A delightfully charming musical romantic comedy, Bells Are Ringing stars Dean Martin and Judy Holliday. Ella is a kindhearted telephone answering service operator who can’t help but meddle in her customers’ lives: making love connections and arranging employment opportunities. She’s in love with one of her clients: Jeffrey, a playwright with writer’s block. The storyline is full of silliness and warmth, and the film is definitely one worth revisiting (and thanks to Debbie for the recommendation).
Summer Stock is a feel-good, corny (pun intended), let’s-put-on-a-show-in-the-barn musical starring Judy Garland and Gene Kelly. His unforgettable dance with a newspaper and creaky floorboards, and Garland’s show stopping “Get Happy” highlight this cheerful, old-fashioned film.
Jeanette MacDonald, before being paired with Nelson Eddy, made several charming musicals with Maurice Chevalier. MacDonald, as the title character, owns 52% of her homeland of Marshovia. She throws off her widow’s weeds to enjoy the excitement of Paris. But what if she decides to stay in Paris? What of her 52%? Sent, for the good of the country, to woo and wed the widow is Captain Donilo, the most accomplished lady’s man the country has to offer. The Merry Widow is full of delightful songs and humor.
One actor whose films I’m always anxious to watch is Edward Norton. He is so gifted and versatile. The characters he plays are often intense and/or troubled, and always captivating and true-to-life. My favorite films are American History X (1998) and Primal Fear (1996), although I’ve also enjoyed many others. Here’s a selection of some of his movies that are available at IPPL:
Spotlight: 1930s Germany
If you have just finished reading In the Garden of Beasts (Erik Larson’s portrait of Germany as the Nazis rise to power and influence), you might like one of the following movie depictions of the same time and place.
Cabaret (1972) is the popular musical starring Liza Minelli as the original “good time girl” who is oblivious to the changes happening around her. Based on The Berlin Stories of Christopher Isherwood.

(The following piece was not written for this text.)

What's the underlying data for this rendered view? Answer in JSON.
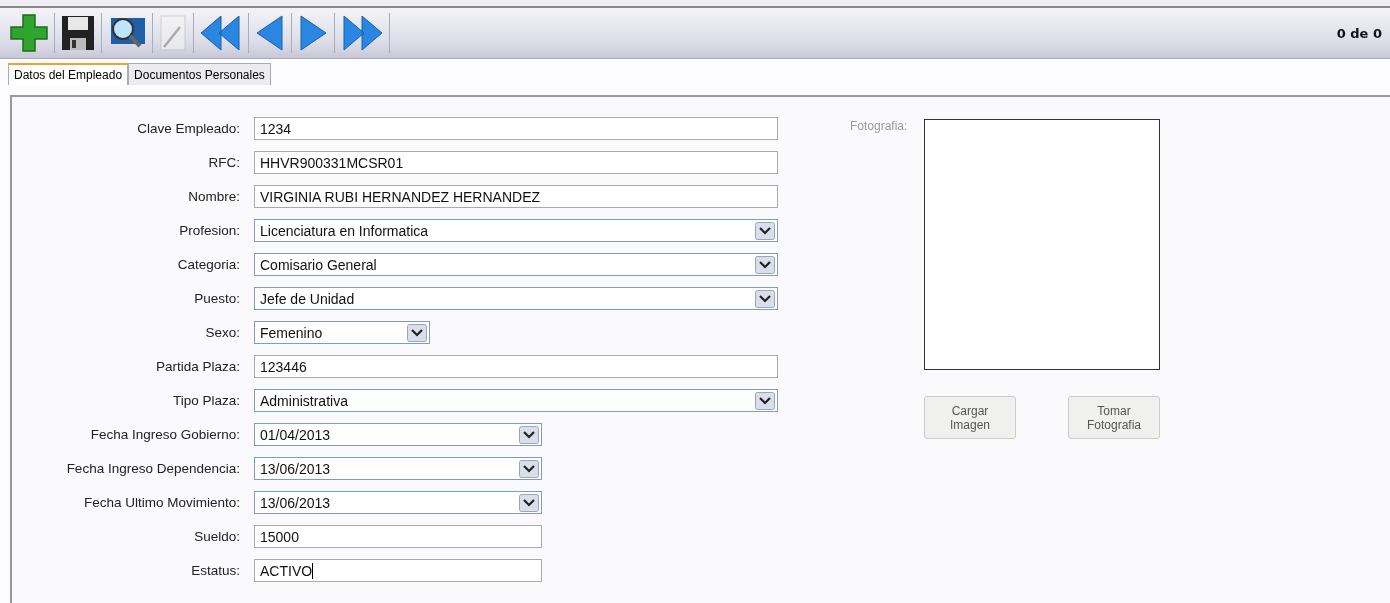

Three Comrades (1938) is a poignant story of the love between fragile Margaret Sullavan and Robert Taylor. Taylor’s other two comrades are Franchot Tone and Robert Young. Young, politically active, runs into trouble with the pro-Nazi marchers in the streets.
Hairspray (2007) PG
Tracy Turnblad (Nikki Blonsky), an overweight and goodhearted teenager, is able to live her dream and become a regular member of her favorite TV dance program, The Corney Collins Show,which seems to be Baltimore’s version of American Bandstand.
This lively musical is set in 1962 when segregation was prominent. The issues of prejudice and integration are dealt with in an upbeat manner. See John Travolta transformed into Tracy’s plus sized mother. I finished my viewing with a smile on my face and songs in my head, especially “You Can’t Stop the Beat” and “Big, Blonde and Beautiful” (sang by Queen Latifah).
Sweet Charity (1968)
Charity (Shirley MacLaine) is sweet and trusting and easily used by the worthless men she keeps falling in love with. When Charity meets a young insurance clerk who doesn’t know about her life as a dance hall hostess, Charity thinks, “this could be it!”
Singin’ in the Rain (1952) G
This classic musical comedy is pure entertainment. Set in the 1920s, Singin’ in the Rain shows the awkward transition from silent films to talkies. Everything works in this film – the skits, the songs, and the stars.
The greatest movie musical of all time (according to the American Film Institute) stars Gene Kelly, Donald O’Connor, Debbie Reynolds, and Jean Hagen. Read Roger Ebert’s take on the film. Check out TCM to watch movie clips and featurettes.
Moulin Rouge! (2001) PG-13
The opening scene of this movie is a frenetic, whirling burst of lights, colors, and music! But try and stick with it because it is one luscious movie!
As the story goes, Christian, an impoverished writer, comes to Paris and falls in with Toulouse-Lautrec and the Bohemians of Montmartre, which leads us all to a merry romp at the Moulin Rouge. Christian meets Satine, the club’s star and a beautiful courtesan. When he falls head-over-heels in love with her, a dangerous love triangle begins!
Gentlemen Prefer Blondes (1953)
This funny and entertaining musical just might be Marilyn Monroe’s best movie. In Gentlemen Prefer Blondes, Monroe and costar Jane Russell are superb. To publicize the movie, the actresses put their handprints in cement at Grauman’s Chinese Theatre – and they both wrote “gentlemen prefer blondes.”
For more fun facts about the movie, visit the TCM website. And enjoy this video of the leading ladies at Grauman’s Chinese Theatre.